» **TASK REQUIREMENTS**
In the listing below, locate the lines that hold "glyph" and copy them.

» **SUPPLIED RECORDS**
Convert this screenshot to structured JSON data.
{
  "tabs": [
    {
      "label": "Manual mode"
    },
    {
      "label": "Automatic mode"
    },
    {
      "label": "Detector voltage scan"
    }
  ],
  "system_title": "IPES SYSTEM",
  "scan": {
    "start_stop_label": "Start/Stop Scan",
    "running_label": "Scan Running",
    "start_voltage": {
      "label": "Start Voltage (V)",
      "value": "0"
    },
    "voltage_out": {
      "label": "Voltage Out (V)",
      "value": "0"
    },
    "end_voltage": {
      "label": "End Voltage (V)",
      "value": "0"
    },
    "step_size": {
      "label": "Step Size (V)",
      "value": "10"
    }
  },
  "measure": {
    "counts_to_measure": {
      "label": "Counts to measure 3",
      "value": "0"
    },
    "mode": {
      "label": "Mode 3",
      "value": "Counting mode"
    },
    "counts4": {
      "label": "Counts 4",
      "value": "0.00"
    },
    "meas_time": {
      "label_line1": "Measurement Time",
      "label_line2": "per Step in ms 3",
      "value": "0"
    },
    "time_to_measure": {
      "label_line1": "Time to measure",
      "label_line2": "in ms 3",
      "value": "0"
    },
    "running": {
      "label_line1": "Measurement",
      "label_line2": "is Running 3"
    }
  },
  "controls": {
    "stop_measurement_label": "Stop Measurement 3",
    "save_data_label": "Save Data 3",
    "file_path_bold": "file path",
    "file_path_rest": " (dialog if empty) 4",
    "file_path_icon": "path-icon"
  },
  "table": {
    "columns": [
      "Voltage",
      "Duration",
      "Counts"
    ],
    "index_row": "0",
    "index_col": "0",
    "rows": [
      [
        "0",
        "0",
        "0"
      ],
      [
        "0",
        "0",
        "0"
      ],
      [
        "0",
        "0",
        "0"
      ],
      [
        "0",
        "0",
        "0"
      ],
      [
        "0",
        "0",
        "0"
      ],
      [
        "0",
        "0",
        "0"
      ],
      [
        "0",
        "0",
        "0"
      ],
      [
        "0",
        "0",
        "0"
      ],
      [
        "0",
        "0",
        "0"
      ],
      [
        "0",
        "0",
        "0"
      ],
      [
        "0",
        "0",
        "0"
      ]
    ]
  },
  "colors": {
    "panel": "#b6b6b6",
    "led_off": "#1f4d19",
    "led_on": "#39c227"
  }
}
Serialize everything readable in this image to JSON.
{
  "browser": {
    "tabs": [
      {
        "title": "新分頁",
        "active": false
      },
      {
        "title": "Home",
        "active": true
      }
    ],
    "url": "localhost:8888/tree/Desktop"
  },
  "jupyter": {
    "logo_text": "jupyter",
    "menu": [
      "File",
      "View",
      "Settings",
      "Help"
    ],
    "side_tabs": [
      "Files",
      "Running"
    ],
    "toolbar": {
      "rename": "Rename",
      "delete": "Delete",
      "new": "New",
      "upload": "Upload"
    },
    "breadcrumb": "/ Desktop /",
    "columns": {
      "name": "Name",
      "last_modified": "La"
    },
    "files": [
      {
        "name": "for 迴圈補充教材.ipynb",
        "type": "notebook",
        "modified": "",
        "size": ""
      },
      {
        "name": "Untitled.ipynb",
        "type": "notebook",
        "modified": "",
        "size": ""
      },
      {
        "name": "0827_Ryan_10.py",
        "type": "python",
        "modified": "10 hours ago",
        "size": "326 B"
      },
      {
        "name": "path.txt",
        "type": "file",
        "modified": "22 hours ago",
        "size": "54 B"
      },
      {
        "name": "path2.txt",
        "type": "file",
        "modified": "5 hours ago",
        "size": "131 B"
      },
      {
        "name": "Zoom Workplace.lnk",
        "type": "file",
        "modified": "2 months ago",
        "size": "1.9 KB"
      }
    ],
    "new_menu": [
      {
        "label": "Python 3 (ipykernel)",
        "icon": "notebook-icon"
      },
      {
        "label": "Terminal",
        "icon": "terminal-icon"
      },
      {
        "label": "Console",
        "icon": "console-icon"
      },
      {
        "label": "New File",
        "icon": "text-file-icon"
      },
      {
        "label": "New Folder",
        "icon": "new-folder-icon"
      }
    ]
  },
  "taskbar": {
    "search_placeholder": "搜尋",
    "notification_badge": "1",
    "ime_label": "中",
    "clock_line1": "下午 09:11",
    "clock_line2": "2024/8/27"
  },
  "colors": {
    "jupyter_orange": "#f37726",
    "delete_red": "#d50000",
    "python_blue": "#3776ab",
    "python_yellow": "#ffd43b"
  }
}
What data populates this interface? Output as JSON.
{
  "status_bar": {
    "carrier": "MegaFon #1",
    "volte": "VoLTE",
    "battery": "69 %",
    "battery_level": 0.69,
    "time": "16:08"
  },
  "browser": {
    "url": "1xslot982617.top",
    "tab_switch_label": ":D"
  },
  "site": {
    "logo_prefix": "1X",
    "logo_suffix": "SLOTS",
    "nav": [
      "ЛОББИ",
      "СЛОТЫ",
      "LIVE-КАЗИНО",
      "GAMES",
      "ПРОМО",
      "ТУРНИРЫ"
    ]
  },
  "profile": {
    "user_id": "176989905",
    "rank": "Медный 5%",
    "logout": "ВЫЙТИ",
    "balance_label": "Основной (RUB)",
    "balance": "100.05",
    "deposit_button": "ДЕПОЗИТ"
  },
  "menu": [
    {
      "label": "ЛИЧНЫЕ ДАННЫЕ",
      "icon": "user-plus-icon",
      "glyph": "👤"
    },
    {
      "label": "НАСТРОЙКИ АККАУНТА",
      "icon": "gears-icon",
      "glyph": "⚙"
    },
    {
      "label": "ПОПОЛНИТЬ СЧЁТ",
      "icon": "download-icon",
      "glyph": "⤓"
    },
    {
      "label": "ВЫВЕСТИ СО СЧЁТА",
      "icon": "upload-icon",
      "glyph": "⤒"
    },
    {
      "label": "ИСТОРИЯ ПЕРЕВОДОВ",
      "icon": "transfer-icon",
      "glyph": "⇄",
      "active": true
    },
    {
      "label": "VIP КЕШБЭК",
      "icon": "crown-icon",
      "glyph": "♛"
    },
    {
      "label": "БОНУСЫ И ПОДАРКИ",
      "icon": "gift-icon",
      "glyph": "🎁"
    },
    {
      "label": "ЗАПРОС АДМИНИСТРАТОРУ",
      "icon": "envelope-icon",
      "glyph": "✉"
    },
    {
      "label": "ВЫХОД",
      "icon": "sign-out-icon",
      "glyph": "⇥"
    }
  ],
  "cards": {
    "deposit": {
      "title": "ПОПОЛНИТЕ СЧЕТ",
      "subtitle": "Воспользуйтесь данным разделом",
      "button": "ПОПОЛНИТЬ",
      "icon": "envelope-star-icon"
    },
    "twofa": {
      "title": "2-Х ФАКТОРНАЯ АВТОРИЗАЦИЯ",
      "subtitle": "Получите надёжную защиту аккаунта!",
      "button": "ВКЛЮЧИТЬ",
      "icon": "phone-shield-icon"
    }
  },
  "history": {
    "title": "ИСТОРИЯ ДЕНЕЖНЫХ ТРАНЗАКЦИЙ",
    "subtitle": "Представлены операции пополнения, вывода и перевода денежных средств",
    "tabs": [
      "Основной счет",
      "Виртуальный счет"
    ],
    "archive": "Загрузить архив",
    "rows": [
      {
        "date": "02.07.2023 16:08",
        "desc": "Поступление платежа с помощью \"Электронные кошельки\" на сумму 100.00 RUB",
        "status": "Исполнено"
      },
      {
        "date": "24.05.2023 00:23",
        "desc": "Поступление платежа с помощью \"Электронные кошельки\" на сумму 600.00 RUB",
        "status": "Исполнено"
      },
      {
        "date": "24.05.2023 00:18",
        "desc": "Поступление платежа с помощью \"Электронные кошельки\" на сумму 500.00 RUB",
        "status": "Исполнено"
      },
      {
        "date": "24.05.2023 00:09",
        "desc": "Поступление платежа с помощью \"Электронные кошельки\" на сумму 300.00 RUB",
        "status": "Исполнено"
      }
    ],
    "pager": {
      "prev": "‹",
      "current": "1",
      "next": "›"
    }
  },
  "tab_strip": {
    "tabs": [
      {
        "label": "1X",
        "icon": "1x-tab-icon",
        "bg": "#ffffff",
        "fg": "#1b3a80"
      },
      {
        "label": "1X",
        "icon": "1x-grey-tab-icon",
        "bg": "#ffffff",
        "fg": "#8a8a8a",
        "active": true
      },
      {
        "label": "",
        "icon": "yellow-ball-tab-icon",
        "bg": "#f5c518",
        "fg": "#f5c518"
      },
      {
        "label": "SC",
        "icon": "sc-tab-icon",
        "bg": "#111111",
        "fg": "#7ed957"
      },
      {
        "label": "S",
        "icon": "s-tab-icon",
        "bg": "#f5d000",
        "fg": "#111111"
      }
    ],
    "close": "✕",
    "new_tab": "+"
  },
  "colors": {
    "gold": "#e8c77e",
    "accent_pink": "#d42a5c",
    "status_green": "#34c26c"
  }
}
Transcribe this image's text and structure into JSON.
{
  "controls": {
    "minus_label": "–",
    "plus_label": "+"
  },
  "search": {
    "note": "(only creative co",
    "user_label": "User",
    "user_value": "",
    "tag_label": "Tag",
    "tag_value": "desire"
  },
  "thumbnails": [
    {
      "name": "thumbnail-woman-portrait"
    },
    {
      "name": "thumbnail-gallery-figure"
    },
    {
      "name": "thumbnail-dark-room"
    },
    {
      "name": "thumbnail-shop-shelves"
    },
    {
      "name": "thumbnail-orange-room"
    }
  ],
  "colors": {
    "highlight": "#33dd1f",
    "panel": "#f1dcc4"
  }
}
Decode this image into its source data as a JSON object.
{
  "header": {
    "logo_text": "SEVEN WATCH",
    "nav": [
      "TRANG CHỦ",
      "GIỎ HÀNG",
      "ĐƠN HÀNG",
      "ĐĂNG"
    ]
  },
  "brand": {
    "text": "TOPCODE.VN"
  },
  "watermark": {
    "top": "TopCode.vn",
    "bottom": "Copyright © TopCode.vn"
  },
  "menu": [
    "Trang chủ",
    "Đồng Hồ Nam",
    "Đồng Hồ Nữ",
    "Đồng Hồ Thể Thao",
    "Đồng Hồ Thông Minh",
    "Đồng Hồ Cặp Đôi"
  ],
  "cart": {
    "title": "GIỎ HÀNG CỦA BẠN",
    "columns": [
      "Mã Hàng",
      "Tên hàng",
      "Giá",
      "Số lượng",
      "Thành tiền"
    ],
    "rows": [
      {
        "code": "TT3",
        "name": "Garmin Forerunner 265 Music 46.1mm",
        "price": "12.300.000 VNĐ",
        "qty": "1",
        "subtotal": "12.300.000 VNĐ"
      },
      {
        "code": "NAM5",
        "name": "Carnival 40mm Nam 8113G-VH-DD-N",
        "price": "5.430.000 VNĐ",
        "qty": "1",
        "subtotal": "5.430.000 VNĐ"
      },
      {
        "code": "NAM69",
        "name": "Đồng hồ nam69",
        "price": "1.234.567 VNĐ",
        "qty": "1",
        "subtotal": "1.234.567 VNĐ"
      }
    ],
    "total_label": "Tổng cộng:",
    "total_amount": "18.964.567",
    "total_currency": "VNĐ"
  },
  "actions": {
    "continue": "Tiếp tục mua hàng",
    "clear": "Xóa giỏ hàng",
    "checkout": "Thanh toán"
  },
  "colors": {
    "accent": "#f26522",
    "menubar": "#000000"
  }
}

» **COMPLETED EXERCISE**
      "glyph": "👤"
      "glyph": "⚙"
      "glyph": "⤓"
      "glyph": "⤒"
      "glyph": "⇄",
      "glyph": "♛"
      "glyph": "🎁"
      "glyph": "✉"
      "glyph": "⇥"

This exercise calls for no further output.